* EXERCISE OBJECTIVE *
Go through the records and filter out every line lacking the word "title"; copy the lines that remain.

[Stored records]
-- Opening Marker --

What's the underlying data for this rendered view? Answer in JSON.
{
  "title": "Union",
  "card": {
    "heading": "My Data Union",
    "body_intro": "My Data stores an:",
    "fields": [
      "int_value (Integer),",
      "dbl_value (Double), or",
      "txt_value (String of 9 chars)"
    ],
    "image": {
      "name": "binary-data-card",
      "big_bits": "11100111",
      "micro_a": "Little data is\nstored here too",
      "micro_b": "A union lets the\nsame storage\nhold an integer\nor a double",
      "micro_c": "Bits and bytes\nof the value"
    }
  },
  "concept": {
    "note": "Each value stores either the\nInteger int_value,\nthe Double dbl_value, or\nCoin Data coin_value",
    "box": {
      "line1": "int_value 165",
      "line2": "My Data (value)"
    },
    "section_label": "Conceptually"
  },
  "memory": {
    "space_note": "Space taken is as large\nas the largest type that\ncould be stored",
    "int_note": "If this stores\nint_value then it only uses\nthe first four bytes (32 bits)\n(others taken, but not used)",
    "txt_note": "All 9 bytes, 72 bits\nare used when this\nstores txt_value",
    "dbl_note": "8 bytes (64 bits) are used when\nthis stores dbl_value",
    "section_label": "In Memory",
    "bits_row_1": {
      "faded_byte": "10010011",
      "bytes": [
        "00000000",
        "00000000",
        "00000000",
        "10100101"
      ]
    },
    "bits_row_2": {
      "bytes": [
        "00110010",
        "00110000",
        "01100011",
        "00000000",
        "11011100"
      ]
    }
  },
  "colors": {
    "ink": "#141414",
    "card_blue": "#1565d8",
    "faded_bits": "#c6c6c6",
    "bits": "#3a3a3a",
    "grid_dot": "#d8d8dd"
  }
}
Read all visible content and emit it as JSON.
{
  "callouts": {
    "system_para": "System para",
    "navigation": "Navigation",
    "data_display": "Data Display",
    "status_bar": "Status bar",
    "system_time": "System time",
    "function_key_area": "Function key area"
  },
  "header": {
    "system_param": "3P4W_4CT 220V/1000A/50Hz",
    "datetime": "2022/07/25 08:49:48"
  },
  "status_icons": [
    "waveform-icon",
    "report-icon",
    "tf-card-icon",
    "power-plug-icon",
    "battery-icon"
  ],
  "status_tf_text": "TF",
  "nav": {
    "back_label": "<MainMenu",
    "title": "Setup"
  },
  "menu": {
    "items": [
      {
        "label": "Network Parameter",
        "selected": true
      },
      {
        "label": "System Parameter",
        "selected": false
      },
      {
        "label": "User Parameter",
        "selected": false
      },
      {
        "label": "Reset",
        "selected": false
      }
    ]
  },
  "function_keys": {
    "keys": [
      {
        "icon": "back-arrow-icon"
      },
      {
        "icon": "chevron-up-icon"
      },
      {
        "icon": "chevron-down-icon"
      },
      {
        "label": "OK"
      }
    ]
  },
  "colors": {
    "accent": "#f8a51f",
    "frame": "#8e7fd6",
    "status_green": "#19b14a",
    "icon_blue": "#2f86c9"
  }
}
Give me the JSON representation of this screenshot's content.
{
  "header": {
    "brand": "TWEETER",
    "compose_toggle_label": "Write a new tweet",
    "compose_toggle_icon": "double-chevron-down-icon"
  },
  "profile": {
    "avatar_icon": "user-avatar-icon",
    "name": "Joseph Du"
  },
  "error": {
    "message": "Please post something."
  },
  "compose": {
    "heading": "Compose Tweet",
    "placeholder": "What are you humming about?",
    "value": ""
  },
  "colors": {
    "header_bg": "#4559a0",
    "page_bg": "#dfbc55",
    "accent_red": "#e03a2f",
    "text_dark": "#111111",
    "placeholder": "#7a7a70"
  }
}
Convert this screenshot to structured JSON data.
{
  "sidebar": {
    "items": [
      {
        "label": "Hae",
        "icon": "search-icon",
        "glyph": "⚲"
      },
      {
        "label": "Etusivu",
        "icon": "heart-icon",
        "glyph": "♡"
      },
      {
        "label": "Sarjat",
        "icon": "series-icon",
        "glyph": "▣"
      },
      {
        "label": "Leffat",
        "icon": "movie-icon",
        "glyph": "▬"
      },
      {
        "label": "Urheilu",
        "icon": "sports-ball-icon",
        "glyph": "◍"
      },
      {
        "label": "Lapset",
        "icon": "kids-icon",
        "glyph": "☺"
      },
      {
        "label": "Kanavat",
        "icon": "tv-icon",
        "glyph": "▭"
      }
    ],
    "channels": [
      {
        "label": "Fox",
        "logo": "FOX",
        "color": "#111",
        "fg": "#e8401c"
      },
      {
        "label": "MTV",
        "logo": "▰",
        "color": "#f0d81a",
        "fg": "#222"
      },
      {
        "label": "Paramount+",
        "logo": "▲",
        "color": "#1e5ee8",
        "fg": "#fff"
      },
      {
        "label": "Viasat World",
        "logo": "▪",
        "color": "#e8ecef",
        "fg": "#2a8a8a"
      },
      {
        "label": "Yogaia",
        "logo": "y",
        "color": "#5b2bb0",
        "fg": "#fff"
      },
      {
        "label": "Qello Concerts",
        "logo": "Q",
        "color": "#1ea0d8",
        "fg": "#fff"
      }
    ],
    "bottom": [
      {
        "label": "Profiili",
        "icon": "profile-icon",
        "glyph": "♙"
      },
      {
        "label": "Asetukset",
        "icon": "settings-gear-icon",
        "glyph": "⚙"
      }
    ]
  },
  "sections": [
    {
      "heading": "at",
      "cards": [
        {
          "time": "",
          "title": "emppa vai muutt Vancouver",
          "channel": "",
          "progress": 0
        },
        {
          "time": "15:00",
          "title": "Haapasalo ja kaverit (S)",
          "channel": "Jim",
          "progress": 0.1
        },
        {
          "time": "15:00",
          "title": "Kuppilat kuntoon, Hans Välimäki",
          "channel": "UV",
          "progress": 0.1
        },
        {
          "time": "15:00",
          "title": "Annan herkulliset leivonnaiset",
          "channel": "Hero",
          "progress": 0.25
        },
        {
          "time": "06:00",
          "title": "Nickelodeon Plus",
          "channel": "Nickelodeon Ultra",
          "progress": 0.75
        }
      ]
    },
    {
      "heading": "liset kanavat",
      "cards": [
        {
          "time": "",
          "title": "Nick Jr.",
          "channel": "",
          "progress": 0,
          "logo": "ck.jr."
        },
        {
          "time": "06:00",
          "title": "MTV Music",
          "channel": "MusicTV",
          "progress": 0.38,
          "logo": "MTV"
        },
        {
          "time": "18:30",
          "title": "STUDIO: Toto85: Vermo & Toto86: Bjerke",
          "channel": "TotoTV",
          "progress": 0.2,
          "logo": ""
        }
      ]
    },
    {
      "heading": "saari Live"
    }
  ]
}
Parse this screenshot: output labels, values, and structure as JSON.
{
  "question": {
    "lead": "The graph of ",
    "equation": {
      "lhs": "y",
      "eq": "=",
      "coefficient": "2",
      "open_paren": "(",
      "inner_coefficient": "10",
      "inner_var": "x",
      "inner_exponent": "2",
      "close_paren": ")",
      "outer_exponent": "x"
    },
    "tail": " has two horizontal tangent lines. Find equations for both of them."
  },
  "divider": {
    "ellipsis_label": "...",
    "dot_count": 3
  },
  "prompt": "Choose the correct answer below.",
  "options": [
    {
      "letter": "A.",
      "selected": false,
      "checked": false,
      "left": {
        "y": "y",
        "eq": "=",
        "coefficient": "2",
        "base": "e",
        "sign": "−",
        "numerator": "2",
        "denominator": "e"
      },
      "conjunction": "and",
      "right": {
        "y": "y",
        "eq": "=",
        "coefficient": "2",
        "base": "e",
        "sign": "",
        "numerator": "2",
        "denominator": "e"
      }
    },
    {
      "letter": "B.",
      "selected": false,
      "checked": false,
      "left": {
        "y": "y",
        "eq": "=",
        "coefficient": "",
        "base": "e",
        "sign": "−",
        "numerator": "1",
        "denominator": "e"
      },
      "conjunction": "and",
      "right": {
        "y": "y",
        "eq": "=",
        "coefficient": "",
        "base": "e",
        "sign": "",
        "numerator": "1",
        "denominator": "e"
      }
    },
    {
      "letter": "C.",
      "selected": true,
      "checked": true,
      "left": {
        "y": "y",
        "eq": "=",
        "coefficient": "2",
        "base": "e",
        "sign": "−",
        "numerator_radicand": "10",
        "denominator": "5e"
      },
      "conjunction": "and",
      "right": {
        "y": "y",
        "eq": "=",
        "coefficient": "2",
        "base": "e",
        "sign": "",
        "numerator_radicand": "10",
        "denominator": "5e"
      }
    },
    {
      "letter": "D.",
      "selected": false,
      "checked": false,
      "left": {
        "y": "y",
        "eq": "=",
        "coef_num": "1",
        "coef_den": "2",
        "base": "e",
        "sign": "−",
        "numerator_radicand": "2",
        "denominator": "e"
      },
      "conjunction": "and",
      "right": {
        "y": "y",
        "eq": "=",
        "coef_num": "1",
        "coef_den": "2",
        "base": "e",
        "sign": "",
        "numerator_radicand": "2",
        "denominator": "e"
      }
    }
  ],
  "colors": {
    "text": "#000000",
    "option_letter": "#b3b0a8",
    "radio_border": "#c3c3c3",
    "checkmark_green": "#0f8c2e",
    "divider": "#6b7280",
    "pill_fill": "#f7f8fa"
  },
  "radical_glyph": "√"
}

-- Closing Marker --

* OUTPUT FOR THIS EXERCISE *
  "title": "Union",
    "title": "Setup"
          "title": "emppa vai muutt Vancouver",
          "title": "Haapasalo ja kaverit (S)",
          "title": "Kuppilat kuntoon, Hans Välimäki",
          "title": "Annan herkulliset leivonnaiset",
          "title": "Nickelodeon Plus",
          "title": "Nick Jr.",
          "title": "MTV Music",
          "title": "STUDIO: Toto85: Vermo & Toto86: Bjerke",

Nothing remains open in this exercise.